The Legend of Muirwood
This was my initial exposure to Wheeler back in 2012. I got the first book The Wretched of Muirwood off the free list and put my life entirely on hold (sorry, honey) for the next 36 hours until I finished all three books. I inhaled them. I loved them so much, I posted about it on Facebook.
The wretched (an abandoned child/orphan) in question is Lia, a young teenage girl who works in the kitchens of a serene and remote abbey. She possesses secret magical abilities that no wretched should have, and when she is forced to hide an injured soldier she is caught up in a struggle between a corrupt king and the rebels trying to restore goodness and honor to the kingdom. Wanting desperately to keep her beloved abbey safe from the ravages of war, she will have to explore the depths of her magic and go on a journey to discover the shocking secrets of her origins. Lia is a courageous, capable, and humble heroine who is easy to like and root for. There’s a second Muirwood trilogy I can also recommend called The Covenant of Muirwood, which takes place a few hundred years after the setting of this series.
This is a 6-part series, but the first three could be a standalone trilogy. The first book is written from the perspective of 8 year old Owen, growing up as a political hostage to a ruthless and paranoid king. He ages into adulthood, and the books follow his rise from scared child to an impressive strategist and lord of the realm. Owen faces difficult decisions as he grows closer to an increasingly desperate and cruel king, and his loyalty to the crown is tested as he is asked to sacrifice the things he holds most dear. The last three books (with the final installment coming out this November) follow the lives of the next generation in Kingsfountain and incorporates elements from the Arthurian legends. The series has battles, politics, magic and wizards, spies and poisoners. And an enchanted, prophetic chess set. So, there’s that.
Some things to know
- Wheeler draws heavily from history. Many of his characters are based on real historical people from English medieval history, such as Richard III, Catherine of Aragon, and her daughter Mary Tudor. He also draws heavily from different world religions and philosophers.

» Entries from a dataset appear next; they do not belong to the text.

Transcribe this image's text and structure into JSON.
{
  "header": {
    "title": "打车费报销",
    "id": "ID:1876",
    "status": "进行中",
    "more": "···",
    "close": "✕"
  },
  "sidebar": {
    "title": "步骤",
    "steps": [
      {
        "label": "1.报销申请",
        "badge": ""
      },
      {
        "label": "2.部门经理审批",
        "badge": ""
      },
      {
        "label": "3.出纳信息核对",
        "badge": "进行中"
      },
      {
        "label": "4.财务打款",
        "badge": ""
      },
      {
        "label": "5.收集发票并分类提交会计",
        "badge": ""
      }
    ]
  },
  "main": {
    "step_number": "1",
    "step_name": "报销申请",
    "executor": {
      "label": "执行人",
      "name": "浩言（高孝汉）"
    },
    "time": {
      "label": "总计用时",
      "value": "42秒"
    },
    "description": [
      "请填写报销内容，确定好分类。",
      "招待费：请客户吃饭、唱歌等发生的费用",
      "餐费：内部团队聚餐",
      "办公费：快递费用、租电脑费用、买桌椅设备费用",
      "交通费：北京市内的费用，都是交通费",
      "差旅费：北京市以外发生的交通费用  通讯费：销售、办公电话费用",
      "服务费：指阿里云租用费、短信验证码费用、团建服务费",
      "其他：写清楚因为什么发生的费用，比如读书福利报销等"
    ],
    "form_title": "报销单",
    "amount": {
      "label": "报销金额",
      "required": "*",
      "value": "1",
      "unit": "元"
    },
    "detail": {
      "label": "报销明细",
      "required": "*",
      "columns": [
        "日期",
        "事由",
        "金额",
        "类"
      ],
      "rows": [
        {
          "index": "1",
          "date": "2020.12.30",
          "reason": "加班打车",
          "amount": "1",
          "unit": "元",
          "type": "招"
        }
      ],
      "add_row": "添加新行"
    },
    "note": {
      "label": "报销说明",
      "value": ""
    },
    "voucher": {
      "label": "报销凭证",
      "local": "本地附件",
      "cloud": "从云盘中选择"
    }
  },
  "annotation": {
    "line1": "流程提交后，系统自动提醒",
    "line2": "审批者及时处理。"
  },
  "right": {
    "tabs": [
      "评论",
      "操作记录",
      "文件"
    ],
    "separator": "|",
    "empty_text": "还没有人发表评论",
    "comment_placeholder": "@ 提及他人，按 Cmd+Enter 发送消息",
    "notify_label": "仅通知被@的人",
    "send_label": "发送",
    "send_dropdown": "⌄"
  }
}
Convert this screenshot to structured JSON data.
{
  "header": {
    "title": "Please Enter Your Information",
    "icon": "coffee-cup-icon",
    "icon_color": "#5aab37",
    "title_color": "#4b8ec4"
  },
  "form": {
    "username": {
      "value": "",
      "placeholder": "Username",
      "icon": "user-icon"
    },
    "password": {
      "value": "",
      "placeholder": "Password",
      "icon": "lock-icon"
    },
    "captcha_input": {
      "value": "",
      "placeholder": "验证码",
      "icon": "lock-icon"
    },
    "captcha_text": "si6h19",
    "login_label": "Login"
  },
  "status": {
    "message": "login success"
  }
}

If you’re really familiar with world religions and religious texts you might be able to spot what he borrowed and from where, but I found that most of the time it blended nicely and it wasn’t super distracting.
- His books are squeaky, blindingly clean. If smutty or bodice-ripping NA fantasy novels (I’m looking at you, Sarah J Maas) aren’t your cup of tea, then these novels are for you. There’s a romance aspect, with angst and all the feels of young love, but there’s no hot desire pooling in the heroine’s core. Absolutely zero evidence of the hero’s arousal pressed against her stomach. No nipples peak. No pants bulge. No one has a shattering orgasm, let alone a second, even more shattering orgasm. It’s sweet and puritan and you could happily put it in the hands of a 10 year old. That said, it’s also really well written, and if smutty fantasy novels ARE your cup of tea, I think you’ll still find that there’s enough there to keep you interested. Not hot and bothered…but interested.